» What you should do
With all images left out, restate the records below exactly as written.

◆ ◆ ◆ ◆

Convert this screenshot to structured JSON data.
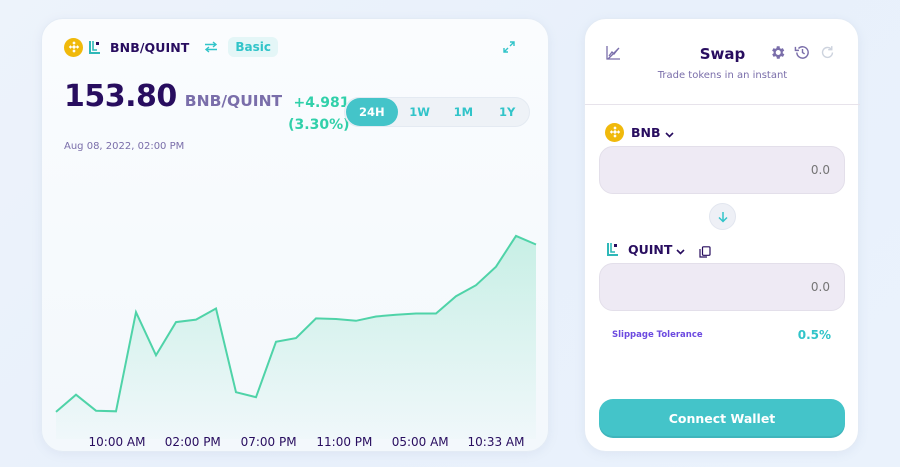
{
  "chart_panel": {
    "pair": "BNB/QUINT",
    "mode_badge": "Basic",
    "price": "153.80",
    "price_pair": "BNB/QUINT",
    "change_value": "+4.981",
    "change_percent": "(3.30%)",
    "date": "Aug 08, 2022, 02:00 PM",
    "range_tabs": [
      {
        "label": "24H",
        "active": true
      },
      {
        "label": "1W",
        "active": false
      },
      {
        "label": "1M",
        "active": false
      },
      {
        "label": "1Y",
        "active": false
      }
    ],
    "icons": {
      "base_token": "bnb-token-icon",
      "quote_token": "quint-token-icon",
      "switch": "swap-arrows-icon",
      "expand": "expand-icon"
    },
    "line_color": "#4fd3a8"
  },
  "chart_data": {
    "type": "area",
    "x_tick_labels": [
      "10:00 AM",
      "02:00 PM",
      "07:00 PM",
      "11:00 PM",
      "05:00 AM",
      "10:33 AM"
    ],
    "values": [
      146.8,
      148.2,
      146.9,
      146.85,
      154.9,
      151.4,
      154.1,
      154.3,
      155.2,
      148.4,
      148.0,
      152.5,
      152.8,
      154.4,
      154.35,
      154.2,
      154.55,
      154.7,
      154.8,
      154.8,
      156.2,
      157.1,
      158.6,
      161.1,
      160.4
    ],
    "title": "",
    "xlabel": "",
    "ylabel": "",
    "ylim": [
      144.6,
      164.1
    ],
    "grid": false,
    "legend": "none"
  },
  "swap_panel": {
    "title": "Swap",
    "subtitle": "Trade tokens in an instant",
    "from_token": "BNB",
    "from_amount_placeholder": "0.0",
    "to_token": "QUINT",
    "to_amount_placeholder": "0.0",
    "slippage_label": "Slippage Tolerance",
    "slippage_value": "0.5%",
    "connect_label": "Connect Wallet",
    "icons": {
      "chart_toggle": "chart-disabled-icon",
      "settings": "gear-icon",
      "history": "history-icon",
      "refresh": "refresh-icon",
      "switch": "arrow-down-icon",
      "copy": "copy-icon"
    },
    "accent": "#44c4c9"
  }
}
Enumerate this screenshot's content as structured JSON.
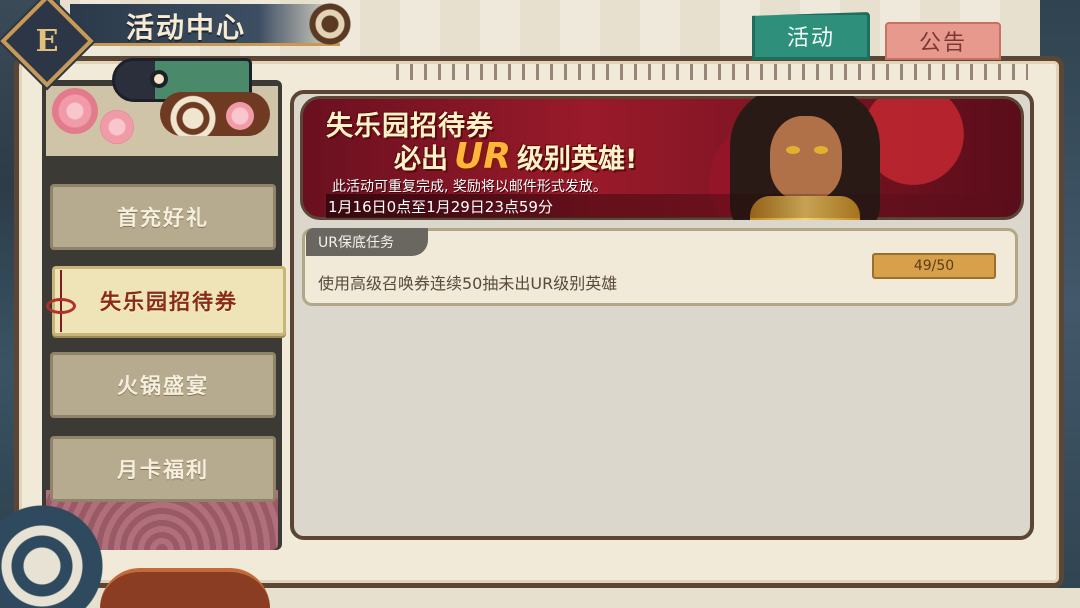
{
  "header": {
    "logo_glyph": "E",
    "title": "活动中心"
  },
  "tabs": [
    {
      "label": "活动",
      "active": true
    },
    {
      "label": "公告",
      "active": false
    }
  ],
  "sidebar": {
    "items": [
      {
        "label": "首充好礼",
        "active": false
      },
      {
        "label": "失乐园招待券",
        "active": true
      },
      {
        "label": "火锅盛宴",
        "active": false
      },
      {
        "label": "月卡福利",
        "active": false
      }
    ]
  },
  "banner": {
    "title_line1": "失乐园招待券",
    "title_line2_prefix": "必出",
    "title_line2_highlight": "UR",
    "title_line2_suffix": "级别英雄!",
    "description": "此活动可重复完成, 奖励将以邮件形式发放。",
    "date_range": "1月16日0点至1月29日23点59分"
  },
  "task": {
    "label": "UR保底任务",
    "description": "使用高级召唤券连续50抽未出UR级别英雄",
    "progress_text": "49/50"
  },
  "colors": {
    "active_tab": "#2e8f7a",
    "inactive_tab": "#e7998d",
    "frame": "#5b4535",
    "progress": "#d8a04a"
  }
}
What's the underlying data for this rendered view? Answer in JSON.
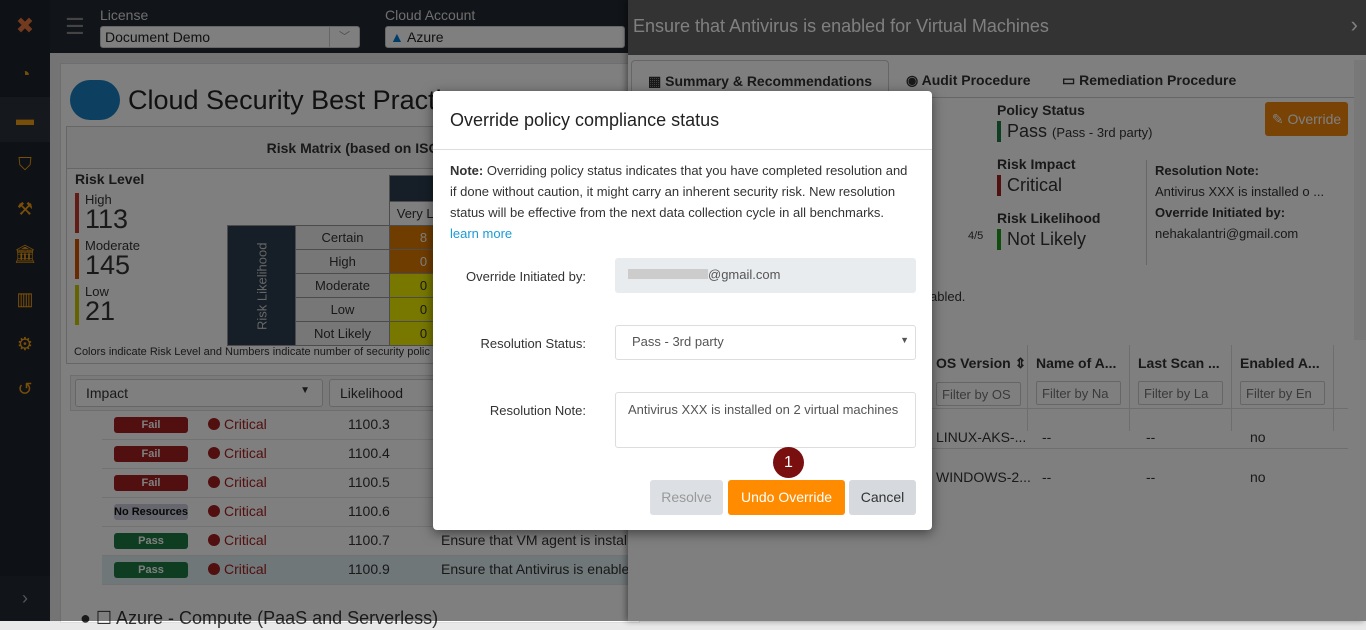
{
  "sidebar": {
    "items": [
      "dashboard",
      "briefcase",
      "shield",
      "gavel",
      "bank",
      "bar-chart",
      "gear",
      "history"
    ],
    "active": 1,
    "expand_icon": "chevron-right"
  },
  "topbar": {
    "license_label": "License",
    "license_value": "Document Demo",
    "account_label": "Cloud Account",
    "account_value": "Azure"
  },
  "page": {
    "title": "Cloud Security Best Practices"
  },
  "risk_matrix": {
    "title": "Risk Matrix (based on ISO",
    "risk_level_label": "Risk Level",
    "levels": [
      {
        "label": "High",
        "count": "113",
        "color": "#c0392b"
      },
      {
        "label": "Moderate",
        "count": "145",
        "color": "#d35400"
      },
      {
        "label": "Low",
        "count": "21",
        "color": "#c9c900"
      }
    ],
    "likelihood_axis": "Risk Likelihood",
    "column_header": "Very Low",
    "rows": [
      {
        "label": "Certain",
        "value": "8"
      },
      {
        "label": "High",
        "value": "0"
      },
      {
        "label": "Moderate",
        "value": "0"
      },
      {
        "label": "Low",
        "value": "0"
      },
      {
        "label": "Not Likely",
        "value": "0"
      }
    ],
    "note": "Colors indicate Risk Level and Numbers indicate number of security polic"
  },
  "filters": {
    "impact": "Impact",
    "likelihood": "Likelihood"
  },
  "policies": [
    {
      "status": "Fail",
      "severity": "Critical",
      "id": "1100.3",
      "desc": ""
    },
    {
      "status": "Fail",
      "severity": "Critical",
      "id": "1100.4",
      "desc": ""
    },
    {
      "status": "Fail",
      "severity": "Critical",
      "id": "1100.5",
      "desc": ""
    },
    {
      "status": "No Resources",
      "severity": "Critical",
      "id": "1100.6",
      "desc": ""
    },
    {
      "status": "Pass",
      "severity": "Critical",
      "id": "1100.7",
      "desc": "Ensure that VM agent is install"
    },
    {
      "status": "Pass",
      "severity": "Critical",
      "id": "1100.9",
      "desc": "Ensure that Antivirus is enabled"
    }
  ],
  "next_group": "Azure - Compute (PaaS and Serverless)",
  "panel": {
    "title": "Ensure that Antivirus is enabled for Virtual Machines",
    "tabs": [
      "Summary & Recommendations",
      "Audit Procedure",
      "Remediation Procedure"
    ],
    "policy_status_label": "Policy Status",
    "policy_status": "Pass",
    "policy_status_detail": "(Pass - 3rd party)",
    "risk_impact_label": "Risk Impact",
    "risk_impact": "Critical",
    "risk_likelihood_label": "Risk Likelihood",
    "risk_likelihood": "Not Likely",
    "resolution_note_label": "Resolution Note:",
    "resolution_note": "Antivirus XXX is installed o ...",
    "override_by_label": "Override Initiated by:",
    "override_by": "nehakalantri@gmail.com",
    "override_button": "Override",
    "score": "4/5",
    "fragment": "abled.",
    "table": {
      "headers": [
        "OS Version",
        "Name of A...",
        "Last Scan ...",
        "Enabled A..."
      ],
      "placeholders": [
        "Filter by OS",
        "Filter by Na",
        "Filter by La",
        "Filter by En"
      ],
      "rows": [
        [
          "LINUX-AKS-...",
          "--",
          "--",
          "no"
        ],
        [
          "WINDOWS-2...",
          "--",
          "--",
          "no"
        ]
      ]
    }
  },
  "modal": {
    "title": "Override policy compliance status",
    "note_label": "Note:",
    "note": "Overriding policy status indicates that you have completed resolution and if done without caution, it might carry an inherent security risk. New resolution status will be effective from the next data collection cycle in all benchmarks.",
    "learn_more": "learn more",
    "initiated_label": "Override Initiated by:",
    "initiated_value": "@gmail.com",
    "status_label": "Resolution Status:",
    "status_value": "Pass - 3rd party",
    "note_field_label": "Resolution Note:",
    "note_field_value": "Antivirus XXX is installed on 2 virtual machines",
    "resolve": "Resolve",
    "undo": "Undo Override",
    "cancel": "Cancel",
    "step": "1"
  },
  "colors": {
    "accent": "#f0860a",
    "fail": "#a51f1f",
    "pass": "#1e7a45",
    "step": "#7a0f0f"
  }
}
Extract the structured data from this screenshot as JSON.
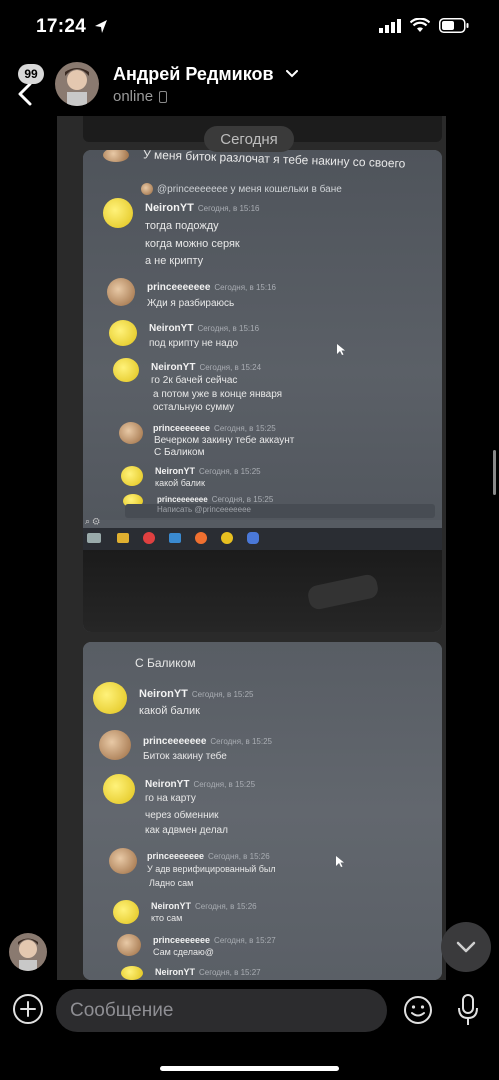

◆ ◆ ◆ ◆

» Problem solution
Convert this screenshot to structured JSON data.
{
  "chart_panel": {
    "pair": "BNB/QUINT",
    "mode_badge": "Basic",
    "price": "153.80",
    "price_pair": "BNB/QUINT",
    "change_value": "+4.981",
    "change_percent": "(3.30%)",
    "date": "Aug 08, 2022, 02:00 PM",
    "range_tabs": [
      {
        "label": "24H",
        "active": true
      },
      {
        "label": "1W",
        "active": false
      },
      {
        "label": "1M",
        "active": false
      },
      {
        "label": "1Y",
        "active": false
      }
    ],
    "icons": {
      "base_token": "bnb-token-icon",
      "quote_token": "quint-token-icon",
      "switch": "swap-arrows-icon",
      "expand": "expand-icon"
    },
    "line_color": "#4fd3a8"
  },
  "chart_data": {
    "type": "area",
    "x_tick_labels": [
      "10:00 AM",
      "02:00 PM",
      "07:00 PM",
      "11:00 PM",
      "05:00 AM",
      "10:33 AM"
    ],
    "values": [
      146.8,
      148.2,
      146.9,
      146.85,
      154.9,
      151.4,
      154.1,
      154.3,
      155.2,
      148.4,
      148.0,
      152.5,
      152.8,
      154.4,
      154.35,
      154.2,
      154.55,
      154.7,
      154.8,
      154.8,
      156.2,
      157.1,
      158.6,
      161.1,
      160.4
    ],
    "title": "",
    "xlabel": "",
    "ylabel": "",
    "ylim": [
      144.6,
      164.1
    ],
    "grid": false,
    "legend": "none"
  },
  "swap_panel": {
    "title": "Swap",
    "subtitle": "Trade tokens in an instant",
    "from_token": "BNB",
    "from_amount_placeholder": "0.0",
    "to_token": "QUINT",
    "to_amount_placeholder": "0.0",
    "slippage_label": "Slippage Tolerance",
    "slippage_value": "0.5%",
    "connect_label": "Connect Wallet",
    "icons": {
      "chart_toggle": "chart-disabled-icon",
      "settings": "gear-icon",
      "history": "history-icon",
      "refresh": "refresh-icon",
      "switch": "arrow-down-icon",
      "copy": "copy-icon"
    },
    "accent": "#44c4c9"
  }
}
Enumerate this screenshot's content as structured JSON.
{
  "header": {
    "logo_glyph": "E",
    "title": "活动中心"
  },
  "tabs": [
    {
      "label": "活动",
      "active": true
    },
    {
      "label": "公告",
      "active": false
    }
  ],
  "sidebar": {
    "items": [
      {
        "label": "首充好礼",
        "active": false
      },
      {
        "label": "失乐园招待券",
        "active": true
      },
      {
        "label": "火锅盛宴",
        "active": false
      },
      {
        "label": "月卡福利",
        "active": false
      }
    ]
  },
  "banner": {
    "title_line1": "失乐园招待券",
    "title_line2_prefix": "必出",
    "title_line2_highlight": "UR",
    "title_line2_suffix": "级别英雄!",
    "description": "此活动可重复完成, 奖励将以邮件形式发放。",
    "date_range": "1月16日0点至1月29日23点59分"
  },
  "task": {
    "label": "UR保底任务",
    "description": "使用高级召唤券连续50抽未出UR级别英雄",
    "progress_text": "49/50"
  },
  "colors": {
    "active_tab": "#2e8f7a",
    "inactive_tab": "#e7998d",
    "frame": "#5b4535",
    "progress": "#d8a04a"
  }
}
What's the underlying data for this rendered view? Answer in JSON.
{
  "sidebar": {
    "items": [
      "dashboard",
      "briefcase",
      "shield",
      "gavel",
      "bank",
      "bar-chart",
      "gear",
      "history"
    ],
    "active": 1,
    "expand_icon": "chevron-right"
  },
  "topbar": {
    "license_label": "License",
    "license_value": "Document Demo",
    "account_label": "Cloud Account",
    "account_value": "Azure"
  },
  "page": {
    "title": "Cloud Security Best Practices"
  },
  "risk_matrix": {
    "title": "Risk Matrix (based on ISO",
    "risk_level_label": "Risk Level",
    "levels": [
      {
        "label": "High",
        "count": "113",
        "color": "#c0392b"
      },
      {
        "label": "Moderate",
        "count": "145",
        "color": "#d35400"
      },
      {
        "label": "Low",
        "count": "21",
        "color": "#c9c900"
      }
    ],
    "likelihood_axis": "Risk Likelihood",
    "column_header": "Very Low",
    "rows": [
      {
        "label": "Certain",
        "value": "8"
      },
      {
        "label": "High",
        "value": "0"
      },
      {
        "label": "Moderate",
        "value": "0"
      },
      {
        "label": "Low",
        "value": "0"
      },
      {
        "label": "Not Likely",
        "value": "0"
      }
    ],
    "note": "Colors indicate Risk Level and Numbers indicate number of security polic"
  },
  "filters": {
    "impact": "Impact",
    "likelihood": "Likelihood"
  },
  "policies": [
    {
      "status": "Fail",
      "severity": "Critical",
      "id": "1100.3",
      "desc": ""
    },
    {
      "status": "Fail",
      "severity": "Critical",
      "id": "1100.4",
      "desc": ""
    },
    {
      "status": "Fail",
      "severity": "Critical",
      "id": "1100.5",
      "desc": ""
    },
    {
      "status": "No Resources",
      "severity": "Critical",
      "id": "1100.6",
      "desc": ""
    },
    {
      "status": "Pass",
      "severity": "Critical",
      "id": "1100.7",
      "desc": "Ensure that VM agent is install"
    },
    {
      "status": "Pass",
      "severity": "Critical",
      "id": "1100.9",
      "desc": "Ensure that Antivirus is enabled"
    }
  ],
  "next_group": "Azure - Compute (PaaS and Serverless)",
  "panel": {
    "title": "Ensure that Antivirus is enabled for Virtual Machines",
    "tabs": [
      "Summary & Recommendations",
      "Audit Procedure",
      "Remediation Procedure"
    ],
    "policy_status_label": "Policy Status",
    "policy_status": "Pass",
    "policy_status_detail": "(Pass - 3rd party)",
    "risk_impact_label": "Risk Impact",
    "risk_impact": "Critical",
    "risk_likelihood_label": "Risk Likelihood",
    "risk_likelihood": "Not Likely",
    "resolution_note_label": "Resolution Note:",
    "resolution_note": "Antivirus XXX is installed o ...",
    "override_by_label": "Override Initiated by:",
    "override_by": "nehakalantri@gmail.com",
    "override_button": "Override",
    "score": "4/5",
    "fragment": "abled.",
    "table": {
      "headers": [
        "OS Version",
        "Name of A...",
        "Last Scan ...",
        "Enabled A..."
      ],
      "placeholders": [
        "Filter by OS",
        "Filter by Na",
        "Filter by La",
        "Filter by En"
      ],
      "rows": [
        [
          "LINUX-AKS-...",
          "--",
          "--",
          "no"
        ],
        [
          "WINDOWS-2...",
          "--",
          "--",
          "no"
        ]
      ]
    }
  },
  "modal": {
    "title": "Override policy compliance status",
    "note_label": "Note:",
    "note": "Overriding policy status indicates that you have completed resolution and if done without caution, it might carry an inherent security risk. New resolution status will be effective from the next data collection cycle in all benchmarks.",
    "learn_more": "learn more",
    "initiated_label": "Override Initiated by:",
    "initiated_value": "@gmail.com",
    "status_label": "Resolution Status:",
    "status_value": "Pass - 3rd party",
    "note_field_label": "Resolution Note:",
    "note_field_value": "Antivirus XXX is installed on 2 virtual machines",
    "resolve": "Resolve",
    "undo": "Undo Override",
    "cancel": "Cancel",
    "step": "1"
  },
  "colors": {
    "accent": "#f0860a",
    "fail": "#a51f1f",
    "pass": "#1e7a45",
    "step": "#7a0f0f"
  }
}
Extract the structured data from this screenshot as JSON.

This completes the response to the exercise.